Pantry pests are critters that reside in your home and tend to have an appetite for stored food in cupboards, draws, your pantry, and any other areas you may have stored food in your home. Common species of pantry pests include the almond moth. weevils, indian meal moth, ants, cheese mites, biscuit beetles, flour beetles and a range of other creepy crawlies.
It certainly can be one of the most stomach churning sites........seeing a bunch of moths fluttering around in your pantry. However this is not the most disturbing part. More than likely their larvae will be happily munching away on your grains, wheat, feed, dried fruit, nuts, flour and even pet food.
It's thought that the first pantry pests probably arrived with the first fleet, when sacks of flour were transported. Ever since, food producers and consumers have been dealing with the problem ever since.
You may also notice cobweb like fibres in your flour, or a powdery residue in cereal of fruit mix.
Simple strategies to prevent infestations include:
However it's important to remember that pantry pests are a natural part of the eco system, so we do not want to completely obliterate them from the face of the earth, but we do want to keep them away from our food.
Even the most resourceful venues in Australia have had infestations. Staff at Parliament House in Canberra, noted in 2018 they had a moth infestation, however it was particularly a problem in the clothing and carpets.
"The moths feed on natural fibres and — despite various treatments late last year — the current infestation has already affected carpets, furnishing fabrics and personal items of Senators and Members. If not contained this has the potential to have a wider impact, including on items in the art collection." Source: https://www.abc.net.au/news/2018-02-17/how-to-deal-with-clothes-and-pantry-moths-in-your-home/9425618

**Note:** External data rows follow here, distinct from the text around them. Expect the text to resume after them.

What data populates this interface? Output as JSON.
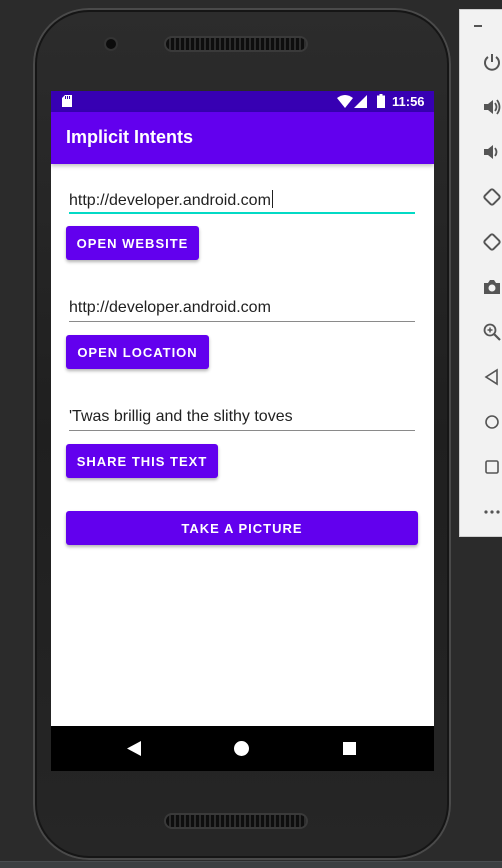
{
  "status_bar": {
    "time": "11:56"
  },
  "app_bar": {
    "title": "Implicit Intents"
  },
  "website": {
    "input_value": "http://developer.android.com",
    "button_label": "OPEN WEBSITE"
  },
  "location": {
    "input_value": "http://developer.android.com",
    "button_label": "OPEN LOCATION"
  },
  "share": {
    "input_value": "'Twas brillig and the slithy toves",
    "button_label": "SHARE THIS TEXT"
  },
  "camera": {
    "button_label": "TAKE A PICTURE"
  },
  "colors": {
    "status_bar": "#3700b3",
    "app_bar": "#6200ee",
    "button": "#6200ee",
    "focus_underline": "#03dac5"
  },
  "emulator_toolbar": {
    "icons": [
      "minimize-icon",
      "power-icon",
      "volume-up-icon",
      "volume-down-icon",
      "rotate-left-icon",
      "rotate-right-icon",
      "camera-icon",
      "zoom-icon",
      "back-icon",
      "home-icon",
      "overview-icon",
      "more-icon"
    ]
  }
}
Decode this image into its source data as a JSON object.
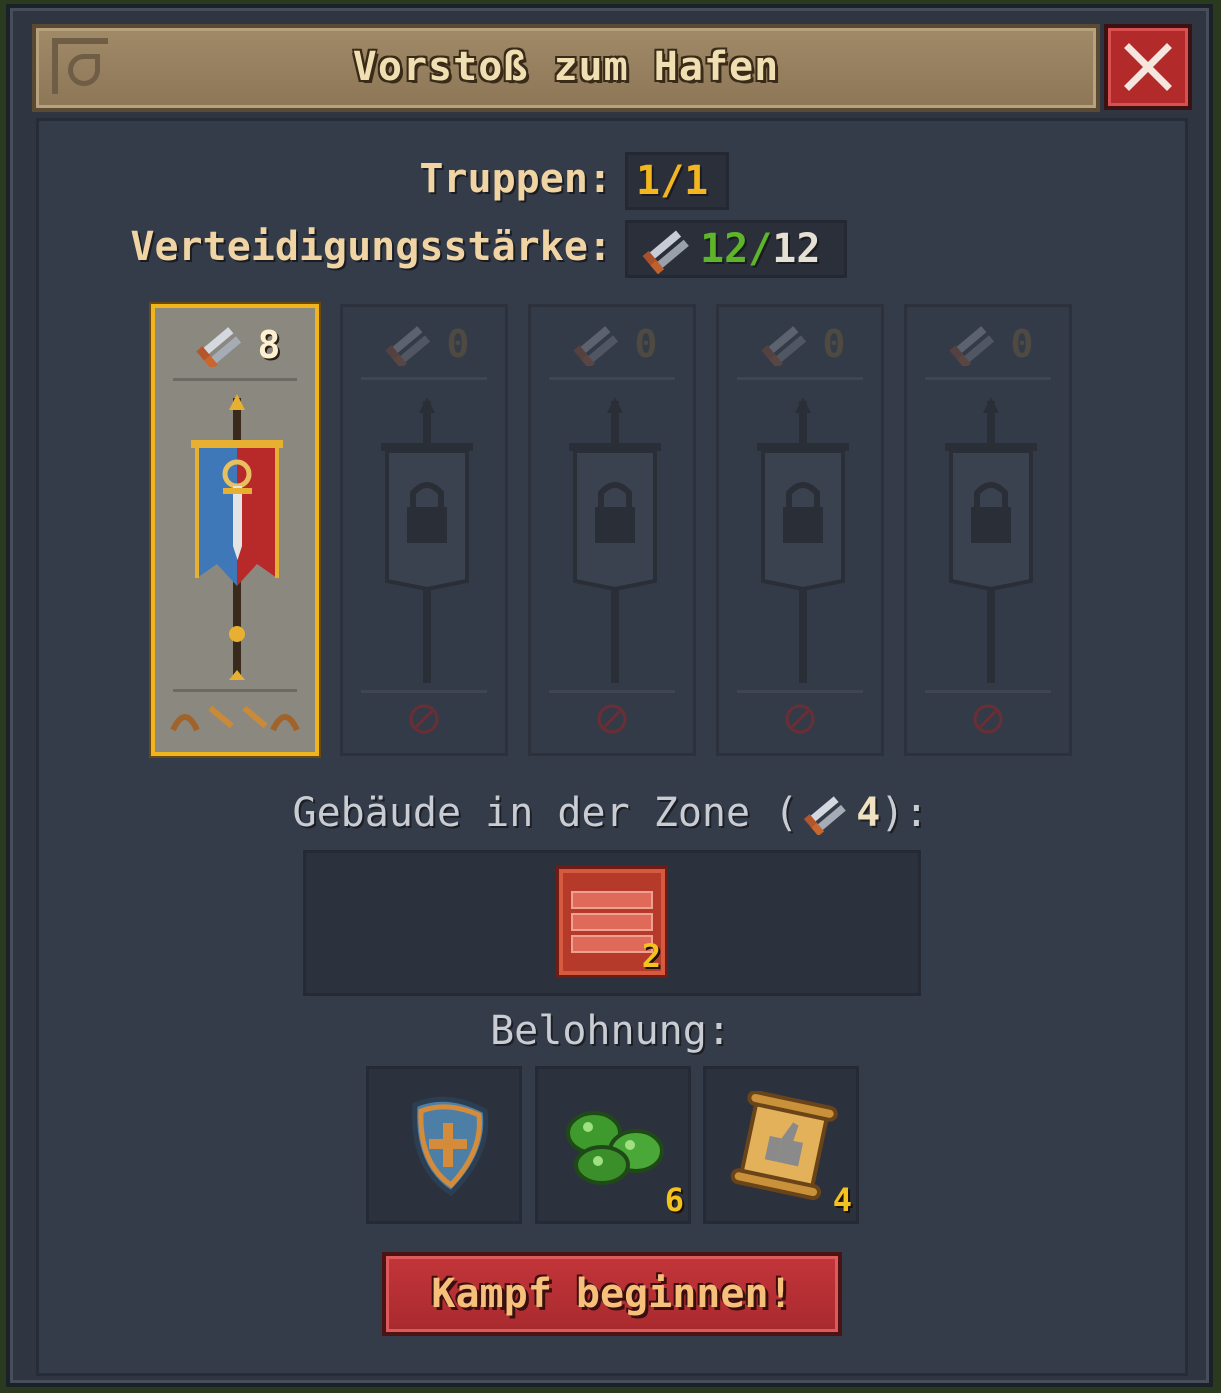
{
  "dialog": {
    "title": "Vorstoß zum Hafen",
    "close_label": "close"
  },
  "stats": {
    "troops_label": "Truppen:",
    "troops_value": "1/1",
    "defense_label": "Verteidigungsstärke:",
    "defense_current": "12",
    "defense_separator": "/",
    "defense_max": "12"
  },
  "slots": [
    {
      "power": "8",
      "state": "filled",
      "banner": "knight-banner"
    },
    {
      "power": "0",
      "state": "locked"
    },
    {
      "power": "0",
      "state": "locked"
    },
    {
      "power": "0",
      "state": "locked"
    },
    {
      "power": "0",
      "state": "locked"
    }
  ],
  "zone": {
    "label_prefix": "Gebäude in der Zone (",
    "label_value": "4",
    "label_suffix": "):",
    "building_count": "2"
  },
  "rewards": {
    "label": "Belohnung:",
    "items": [
      {
        "icon": "shield-icon",
        "count": ""
      },
      {
        "icon": "slime-icon",
        "count": "6"
      },
      {
        "icon": "scroll-icon",
        "count": "4"
      }
    ]
  },
  "actions": {
    "fight_label": "Kampf beginnen!"
  },
  "colors": {
    "accent_gold": "#f0b51c",
    "close_red": "#b22a2a",
    "power_green": "#5fb52a"
  }
}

Possibly the cheapest and easiest methods to actually catch pantry pests is by using sticky pheromone traps. These work by placing the trap in an infected area.
You can see how they work with this video: